| Your instructions |
Pull out every line with the word "kind" from the entries below.
======
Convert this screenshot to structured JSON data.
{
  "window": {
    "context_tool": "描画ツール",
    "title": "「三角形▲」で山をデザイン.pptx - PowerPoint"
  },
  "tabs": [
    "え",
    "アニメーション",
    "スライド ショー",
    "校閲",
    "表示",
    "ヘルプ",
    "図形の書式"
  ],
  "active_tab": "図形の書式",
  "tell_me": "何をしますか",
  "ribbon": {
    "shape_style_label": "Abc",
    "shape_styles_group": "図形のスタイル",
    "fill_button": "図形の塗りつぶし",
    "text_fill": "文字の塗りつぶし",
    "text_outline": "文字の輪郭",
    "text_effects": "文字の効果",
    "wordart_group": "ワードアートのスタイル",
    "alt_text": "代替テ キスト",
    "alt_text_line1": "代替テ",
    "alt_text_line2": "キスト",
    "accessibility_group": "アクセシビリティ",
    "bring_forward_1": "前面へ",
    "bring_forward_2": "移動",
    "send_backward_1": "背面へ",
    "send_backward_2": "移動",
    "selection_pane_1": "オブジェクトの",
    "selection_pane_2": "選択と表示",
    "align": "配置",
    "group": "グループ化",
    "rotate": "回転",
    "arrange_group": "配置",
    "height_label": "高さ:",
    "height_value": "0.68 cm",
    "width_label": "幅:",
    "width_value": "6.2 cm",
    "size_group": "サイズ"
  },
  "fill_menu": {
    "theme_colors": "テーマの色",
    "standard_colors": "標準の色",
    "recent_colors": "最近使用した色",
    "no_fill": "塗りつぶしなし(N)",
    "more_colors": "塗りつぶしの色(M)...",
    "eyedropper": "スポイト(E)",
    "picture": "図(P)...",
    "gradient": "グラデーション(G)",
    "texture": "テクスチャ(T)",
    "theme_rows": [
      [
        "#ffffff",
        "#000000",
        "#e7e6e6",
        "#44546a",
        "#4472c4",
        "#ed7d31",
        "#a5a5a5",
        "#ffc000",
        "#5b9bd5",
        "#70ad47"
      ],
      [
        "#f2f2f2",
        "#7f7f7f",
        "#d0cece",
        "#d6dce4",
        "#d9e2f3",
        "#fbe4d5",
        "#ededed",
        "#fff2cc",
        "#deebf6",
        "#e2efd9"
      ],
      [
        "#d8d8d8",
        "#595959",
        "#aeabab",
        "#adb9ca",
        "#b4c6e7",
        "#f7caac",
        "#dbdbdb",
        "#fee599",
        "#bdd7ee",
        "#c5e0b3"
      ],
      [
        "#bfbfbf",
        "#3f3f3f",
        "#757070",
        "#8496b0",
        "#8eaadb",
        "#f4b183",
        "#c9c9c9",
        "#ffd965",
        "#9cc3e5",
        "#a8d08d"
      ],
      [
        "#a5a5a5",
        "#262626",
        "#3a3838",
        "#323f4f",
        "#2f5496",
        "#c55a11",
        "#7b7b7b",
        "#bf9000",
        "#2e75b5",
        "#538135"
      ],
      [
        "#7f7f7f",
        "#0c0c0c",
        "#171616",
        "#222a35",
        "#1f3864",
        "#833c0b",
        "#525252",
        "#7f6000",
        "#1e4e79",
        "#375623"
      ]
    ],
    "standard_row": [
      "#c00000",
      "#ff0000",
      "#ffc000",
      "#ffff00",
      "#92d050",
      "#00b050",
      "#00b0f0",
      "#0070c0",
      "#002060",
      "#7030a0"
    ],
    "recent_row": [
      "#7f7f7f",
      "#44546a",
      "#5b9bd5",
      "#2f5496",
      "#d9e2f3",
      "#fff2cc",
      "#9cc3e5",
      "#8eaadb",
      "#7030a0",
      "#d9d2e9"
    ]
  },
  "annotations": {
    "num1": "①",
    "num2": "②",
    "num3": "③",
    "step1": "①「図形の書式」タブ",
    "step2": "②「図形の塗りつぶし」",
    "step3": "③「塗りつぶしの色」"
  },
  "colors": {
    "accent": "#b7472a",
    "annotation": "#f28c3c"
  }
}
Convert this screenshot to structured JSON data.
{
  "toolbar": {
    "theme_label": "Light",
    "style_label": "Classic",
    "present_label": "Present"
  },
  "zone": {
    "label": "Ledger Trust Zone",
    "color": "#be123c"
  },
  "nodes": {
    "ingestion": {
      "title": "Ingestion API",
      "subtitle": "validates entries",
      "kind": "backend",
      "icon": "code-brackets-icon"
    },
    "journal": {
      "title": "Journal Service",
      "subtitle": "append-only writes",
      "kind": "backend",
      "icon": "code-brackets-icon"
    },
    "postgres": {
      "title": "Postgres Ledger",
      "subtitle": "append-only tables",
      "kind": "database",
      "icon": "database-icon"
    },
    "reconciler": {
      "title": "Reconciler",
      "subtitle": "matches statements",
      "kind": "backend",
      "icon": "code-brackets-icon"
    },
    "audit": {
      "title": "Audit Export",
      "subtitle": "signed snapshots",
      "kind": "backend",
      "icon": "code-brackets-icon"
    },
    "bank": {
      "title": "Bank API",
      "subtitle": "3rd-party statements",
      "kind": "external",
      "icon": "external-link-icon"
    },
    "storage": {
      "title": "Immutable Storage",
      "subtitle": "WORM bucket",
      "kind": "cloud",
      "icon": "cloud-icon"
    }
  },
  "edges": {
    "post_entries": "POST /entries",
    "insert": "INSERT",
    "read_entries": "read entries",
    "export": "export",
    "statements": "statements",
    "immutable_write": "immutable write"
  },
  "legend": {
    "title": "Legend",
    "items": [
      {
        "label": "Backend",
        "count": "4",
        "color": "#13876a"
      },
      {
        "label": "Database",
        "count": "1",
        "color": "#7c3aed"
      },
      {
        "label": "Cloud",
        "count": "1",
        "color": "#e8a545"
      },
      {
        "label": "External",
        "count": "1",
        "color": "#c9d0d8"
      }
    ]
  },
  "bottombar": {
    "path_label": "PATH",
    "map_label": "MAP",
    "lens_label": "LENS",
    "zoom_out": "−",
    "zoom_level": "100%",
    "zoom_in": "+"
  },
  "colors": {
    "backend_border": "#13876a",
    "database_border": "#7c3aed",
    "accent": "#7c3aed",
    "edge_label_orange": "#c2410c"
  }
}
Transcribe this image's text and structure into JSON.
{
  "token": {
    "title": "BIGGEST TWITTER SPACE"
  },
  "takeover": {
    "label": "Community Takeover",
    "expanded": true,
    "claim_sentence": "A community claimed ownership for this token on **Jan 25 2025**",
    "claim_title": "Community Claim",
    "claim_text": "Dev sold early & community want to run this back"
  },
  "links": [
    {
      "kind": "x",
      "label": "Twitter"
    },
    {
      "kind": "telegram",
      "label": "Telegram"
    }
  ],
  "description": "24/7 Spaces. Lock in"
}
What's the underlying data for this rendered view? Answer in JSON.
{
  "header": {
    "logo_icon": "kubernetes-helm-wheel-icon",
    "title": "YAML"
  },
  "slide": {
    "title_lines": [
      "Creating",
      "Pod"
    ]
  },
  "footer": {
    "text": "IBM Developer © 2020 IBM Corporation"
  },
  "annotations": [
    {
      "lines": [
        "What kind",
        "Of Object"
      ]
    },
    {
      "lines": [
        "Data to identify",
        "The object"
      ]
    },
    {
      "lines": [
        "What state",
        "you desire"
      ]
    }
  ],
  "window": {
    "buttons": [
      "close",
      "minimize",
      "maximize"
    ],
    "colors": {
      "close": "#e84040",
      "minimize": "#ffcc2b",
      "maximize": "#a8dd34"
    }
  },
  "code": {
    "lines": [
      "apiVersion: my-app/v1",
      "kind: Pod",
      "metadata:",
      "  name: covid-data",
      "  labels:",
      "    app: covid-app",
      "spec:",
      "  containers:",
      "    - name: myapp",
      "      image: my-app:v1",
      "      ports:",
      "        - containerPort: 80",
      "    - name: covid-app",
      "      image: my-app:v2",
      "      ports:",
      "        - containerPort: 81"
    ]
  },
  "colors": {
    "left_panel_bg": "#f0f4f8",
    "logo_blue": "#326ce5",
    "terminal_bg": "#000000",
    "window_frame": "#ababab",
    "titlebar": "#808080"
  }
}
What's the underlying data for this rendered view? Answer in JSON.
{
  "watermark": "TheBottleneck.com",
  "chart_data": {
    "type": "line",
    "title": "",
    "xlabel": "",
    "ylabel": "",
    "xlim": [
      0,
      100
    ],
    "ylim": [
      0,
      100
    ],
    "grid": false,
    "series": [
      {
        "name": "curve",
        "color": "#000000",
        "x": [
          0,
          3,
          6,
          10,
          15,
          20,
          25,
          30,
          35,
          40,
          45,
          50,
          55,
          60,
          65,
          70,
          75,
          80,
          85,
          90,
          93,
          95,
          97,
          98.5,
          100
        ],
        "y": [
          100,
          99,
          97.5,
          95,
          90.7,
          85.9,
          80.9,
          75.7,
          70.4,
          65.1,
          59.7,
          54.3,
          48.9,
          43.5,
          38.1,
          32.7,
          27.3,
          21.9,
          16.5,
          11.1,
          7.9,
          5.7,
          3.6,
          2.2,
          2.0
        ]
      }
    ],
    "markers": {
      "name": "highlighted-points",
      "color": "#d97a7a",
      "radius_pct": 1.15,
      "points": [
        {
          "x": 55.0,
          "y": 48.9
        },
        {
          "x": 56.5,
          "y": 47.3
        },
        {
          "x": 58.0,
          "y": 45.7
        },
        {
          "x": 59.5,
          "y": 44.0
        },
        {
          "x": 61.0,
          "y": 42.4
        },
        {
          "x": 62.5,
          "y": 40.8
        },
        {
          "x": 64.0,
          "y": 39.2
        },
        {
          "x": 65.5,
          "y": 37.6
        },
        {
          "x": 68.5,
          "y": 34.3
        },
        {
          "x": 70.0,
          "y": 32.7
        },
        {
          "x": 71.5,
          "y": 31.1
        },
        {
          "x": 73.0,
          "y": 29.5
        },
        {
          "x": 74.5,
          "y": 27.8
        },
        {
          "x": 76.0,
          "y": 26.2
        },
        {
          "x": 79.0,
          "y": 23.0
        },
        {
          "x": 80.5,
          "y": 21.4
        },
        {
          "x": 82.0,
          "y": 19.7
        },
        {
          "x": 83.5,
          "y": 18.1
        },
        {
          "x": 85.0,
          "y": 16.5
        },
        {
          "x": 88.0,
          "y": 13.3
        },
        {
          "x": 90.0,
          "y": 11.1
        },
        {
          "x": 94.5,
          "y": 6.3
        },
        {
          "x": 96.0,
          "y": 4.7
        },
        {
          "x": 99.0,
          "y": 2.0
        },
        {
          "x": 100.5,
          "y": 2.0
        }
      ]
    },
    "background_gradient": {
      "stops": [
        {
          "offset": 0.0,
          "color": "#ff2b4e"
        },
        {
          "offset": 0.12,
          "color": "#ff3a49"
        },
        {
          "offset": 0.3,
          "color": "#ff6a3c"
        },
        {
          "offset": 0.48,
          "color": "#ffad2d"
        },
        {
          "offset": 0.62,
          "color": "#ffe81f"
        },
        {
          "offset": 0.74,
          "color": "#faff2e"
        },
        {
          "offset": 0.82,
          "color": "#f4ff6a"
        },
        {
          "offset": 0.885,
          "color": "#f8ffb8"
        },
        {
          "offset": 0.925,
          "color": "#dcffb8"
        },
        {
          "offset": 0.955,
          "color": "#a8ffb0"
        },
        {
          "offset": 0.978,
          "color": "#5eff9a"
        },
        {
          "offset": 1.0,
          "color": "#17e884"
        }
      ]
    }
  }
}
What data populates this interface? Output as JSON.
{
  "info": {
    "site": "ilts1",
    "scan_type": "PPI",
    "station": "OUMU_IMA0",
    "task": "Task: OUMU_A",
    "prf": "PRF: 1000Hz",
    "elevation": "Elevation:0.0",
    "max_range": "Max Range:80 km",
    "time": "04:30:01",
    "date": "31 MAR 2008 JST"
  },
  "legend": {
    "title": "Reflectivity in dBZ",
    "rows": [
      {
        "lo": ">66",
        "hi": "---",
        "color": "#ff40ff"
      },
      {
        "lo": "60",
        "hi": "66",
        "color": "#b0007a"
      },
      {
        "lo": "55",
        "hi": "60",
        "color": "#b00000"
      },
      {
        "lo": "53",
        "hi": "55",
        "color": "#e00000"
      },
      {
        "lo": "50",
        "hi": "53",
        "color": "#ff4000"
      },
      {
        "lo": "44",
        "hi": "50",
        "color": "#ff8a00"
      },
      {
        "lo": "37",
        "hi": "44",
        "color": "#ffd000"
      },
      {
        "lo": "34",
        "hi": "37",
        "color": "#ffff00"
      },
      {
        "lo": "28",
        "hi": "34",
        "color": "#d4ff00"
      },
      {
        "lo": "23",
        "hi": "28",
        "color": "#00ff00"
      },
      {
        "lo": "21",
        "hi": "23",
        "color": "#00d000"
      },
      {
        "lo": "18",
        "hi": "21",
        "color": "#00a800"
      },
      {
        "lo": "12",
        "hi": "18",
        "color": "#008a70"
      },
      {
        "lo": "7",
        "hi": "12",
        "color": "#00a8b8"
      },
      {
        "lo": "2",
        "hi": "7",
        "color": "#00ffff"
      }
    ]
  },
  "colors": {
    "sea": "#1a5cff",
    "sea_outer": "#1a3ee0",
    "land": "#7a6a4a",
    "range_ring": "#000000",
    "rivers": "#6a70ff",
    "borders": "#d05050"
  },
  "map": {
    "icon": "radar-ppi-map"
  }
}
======
| Response |
      "kind": "backend",
      "kind": "backend",
      "kind": "database",
      "kind": "backend",
      "kind": "backend",
      "kind": "external",
      "kind": "cloud",
      "kind": "x",
      "kind": "telegram",
        "What kind",
      "kind: Pod",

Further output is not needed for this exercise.